● Activity: Every record below needs to be written out exactly, apart from the pictures.
** Given data follows **
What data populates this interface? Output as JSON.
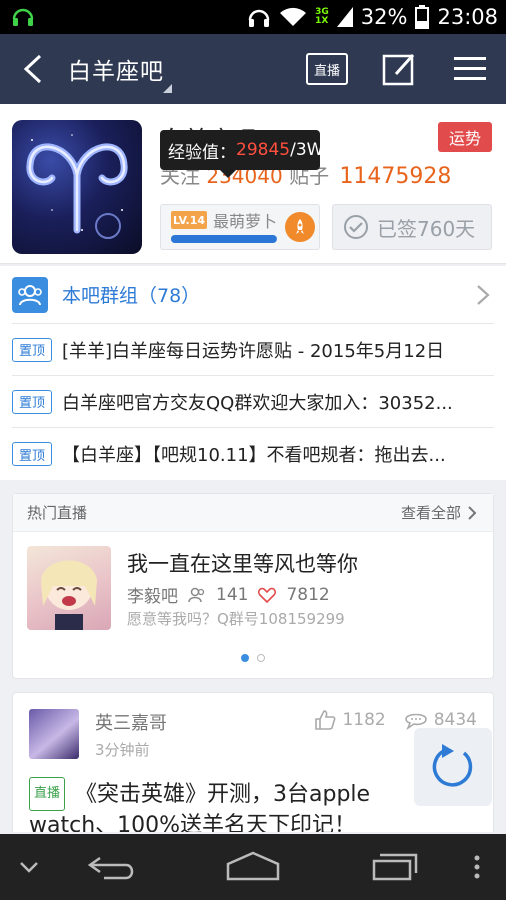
{
  "status_bar": {
    "battery_text": "32%",
    "time": "23:08",
    "network_top": "3G",
    "network_bottom": "1X"
  },
  "nav": {
    "title": "白羊座吧",
    "live_button": "直播"
  },
  "header": {
    "forum_name": "白羊座吧",
    "tooltip_label": "经验值：",
    "tooltip_value": "29845",
    "tooltip_total": "/3W",
    "stats_prefix": "关注",
    "member_count": "234040",
    "posts_label": "贴子",
    "post_count": "11475928",
    "luck_button": "运势",
    "level_badge": "LV.14",
    "level_name": "最萌萝卜",
    "level_progress": 0.99,
    "signed_label": "已签760天"
  },
  "group": {
    "label": "本吧群组（78）"
  },
  "sticky_posts": [
    {
      "tag": "置顶",
      "text": "[羊羊]白羊座每日运势许愿贴 - 2015年5月12日"
    },
    {
      "tag": "置顶",
      "text": "白羊座吧官方交友QQ群欢迎大家加入：30352..."
    },
    {
      "tag": "置顶",
      "text": "【白羊座】【吧规10.11】不看吧规者：拖出去..."
    }
  ],
  "hot_live": {
    "section_title": "热门直播",
    "view_all": "查看全部",
    "title": "我一直在这里等风也等你",
    "host": "李毅吧",
    "viewers": "141",
    "likes": "7812",
    "description": "愿意等我吗？Q群号108159299"
  },
  "thread": {
    "user": "英三嘉哥",
    "time": "3分钟前",
    "likes": "1182",
    "comments": "8434",
    "tag": "直播",
    "text": "《突击英雄》开测，3台apple watch、100%送羊名天下印记！"
  },
  "colors": {
    "nav_bg": "#2f3a52",
    "accent_blue": "#3b8de0",
    "accent_orange": "#e8641c",
    "luck_red": "#e24b4b"
  }
}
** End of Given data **
● Result of the exercise:
What data populates this interface? Output as JSON.
{
  "status_bar": {
    "battery_text": "32%",
    "time": "23:08",
    "network_top": "3G",
    "network_bottom": "1X"
  },
  "nav": {
    "title": "白羊座吧",
    "live_button": "直播"
  },
  "header": {
    "forum_name": "白羊座吧",
    "tooltip_label": "经验值：",
    "tooltip_value": "29845",
    "tooltip_total": "/3W",
    "stats_prefix": "关注",
    "member_count": "234040",
    "posts_label": "贴子",
    "post_count": "11475928",
    "luck_button": "运势",
    "level_badge": "LV.14",
    "level_name": "最萌萝卜",
    "level_progress": 0.99,
    "signed_label": "已签760天"
  },
  "group": {
    "label": "本吧群组（78）"
  },
  "sticky_posts": [
    {
      "tag": "置顶",
      "text": "[羊羊]白羊座每日运势许愿贴 - 2015年5月12日"
    },
    {
      "tag": "置顶",
      "text": "白羊座吧官方交友QQ群欢迎大家加入：30352..."
    },
    {
      "tag": "置顶",
      "text": "【白羊座】【吧规10.11】不看吧规者：拖出去..."
    }
  ],
  "hot_live": {
    "section_title": "热门直播",
    "view_all": "查看全部",
    "title": "我一直在这里等风也等你",
    "host": "李毅吧",
    "viewers": "141",
    "likes": "7812",
    "description": "愿意等我吗？Q群号108159299"
  },
  "thread": {
    "user": "英三嘉哥",
    "time": "3分钟前",
    "likes": "1182",
    "comments": "8434",
    "tag": "直播",
    "text": "《突击英雄》开测，3台apple watch、100%送羊名天下印记！"
  },
  "colors": {
    "nav_bg": "#2f3a52",
    "accent_blue": "#3b8de0",
    "accent_orange": "#e8641c",
    "luck_red": "#e24b4b"
  }
}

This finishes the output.